2011 Two Shepherds Vineyards, Viognier, Saralee's Vineyard, Russian River Valley

This screams viognier. Loads of flowers and tropical fruits jump from the glass. It is very smooth, yet tart citrus flavors complement peach and papaya flavors. This is a wonderful expression of viognier, but only 25 cases were made. 13.8% abv Very Good

2011 Two Shepherds Vineyards, Pastoral Blan, Saralee's Vineyard, Russian River Valley

The original white blend was named MRV because it is a blend of marsanne, roussanne and viognier. The 2011 is 45% roussanne, 25% marsanne, 20% viognier and 10% grenache blanc and only 60 cases were made. This has the biggest and most complex nose of the three whites. There is an abundance of bright flowers and fruit; kind of like a fruit salad dominated by oranges, peaches and melons. The thing that gets me with this wine is the texture. There is great acidity, yet this wine has a wonderful oily texture that coats the entire mouth. The finish is exceptionally long. A beautiful wine that Allen made to age. 13.8% abv Excellent

2011 Two Shepherds Vineyards, Centime, Saralee's Vineyard, Russian River Valley

Allen decided to step into the "orange" wine fray with this wine. He cofermented marsanne and roussane with a 7-day skin contact and then added 10 gallons of grenache blanc wet lees to impart a light copper color to this unique wine. The nose is truly amazing. Candy and fresh bouquet of flowers come to mind. It is fat and rich in the mouth, yet still svelte. It tastes like a glass of white Rioja and a mouthful of salty jamón ibérico and melon together. Sadly, only 13 cases were made. 13.8% abv Excellent

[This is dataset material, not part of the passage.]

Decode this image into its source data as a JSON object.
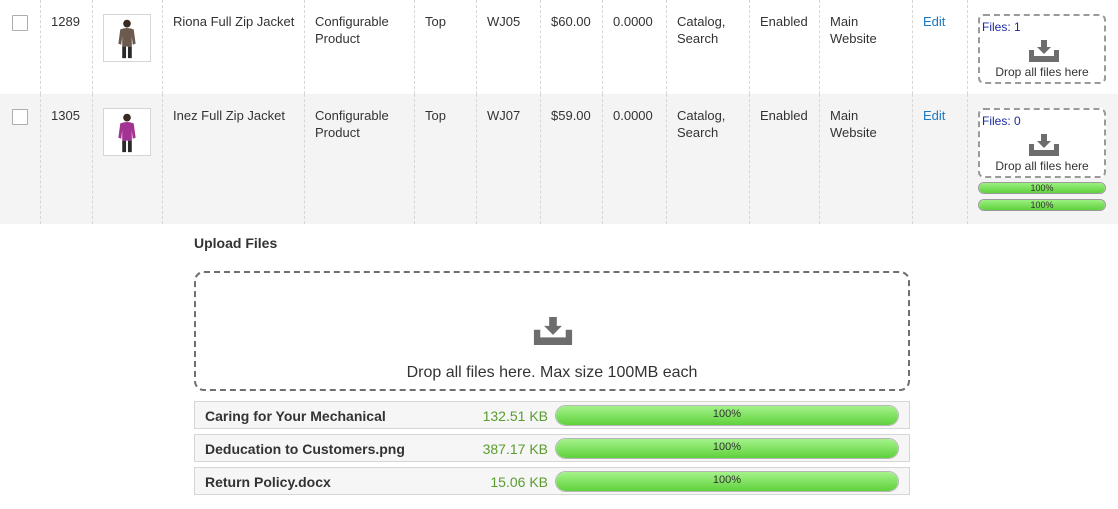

2011 Two Shepherds Vineyards, GSM

This will be renamed Pastoral Rouge with the 2012 vintage. This blend consists of 50% grenache and 25% syrah from the Russian River Valley and 25% Mourvèdre from Alameda. This is a fun and bright wine. Lots of raspberry and strawberry aromas on the nose. It has good acidity and exhibits flavors of tart raspberries, chocolate and tanned leather. It is both heavy and light at the same time. The flavors keep ramping up on the finish. 13.8% abv Very Good

2011 Two Shepherds Vineyards, Syrah, Russian River Valley

This is pure red fruit and tart acidity. The meat, spice and sour cherry flavors combined with the supple tannins take my mind and tongue to Côte-Rôtie when I taste this wine. Perhaps the acidity will scare a few people off, but if old world syrah is your thing you might want to try this wine if you can get your hands on it. Only 50 cases were made. 13.8% abv Very Good

I also tasted a few barrel samples that I won't go into because they're unfinished wines. For 2012, the grenache blanc is seeing both a 70 gallon concrete vessel and stainless tanks. The 2012 trousseau gris is a fun pink/orange wine this is sure to intrigue.

1 comment:

  1. Kyle, thanks for taking the time to share your thoughts and enthusiasm with your readers.
    I enjoyed our tasting at the winery, and it was kind of you to share your home to pour for friends.

    New brands are built brick by brick, and as the "palate shepherd' I always appreciate the opportunity to introduce people to wines of a style they likely haven't had before.

    Your enthusiasm and passion for wine is motivating.
    I also appreciate the fact you BOUGHT all these wines,
    the highest compliment a blogger (or consumer) can pay.

    The 2012 Vintage you had a sneak preview of continues to progress
    very well, and is on track to be the best yet.

    cheers and thanks again!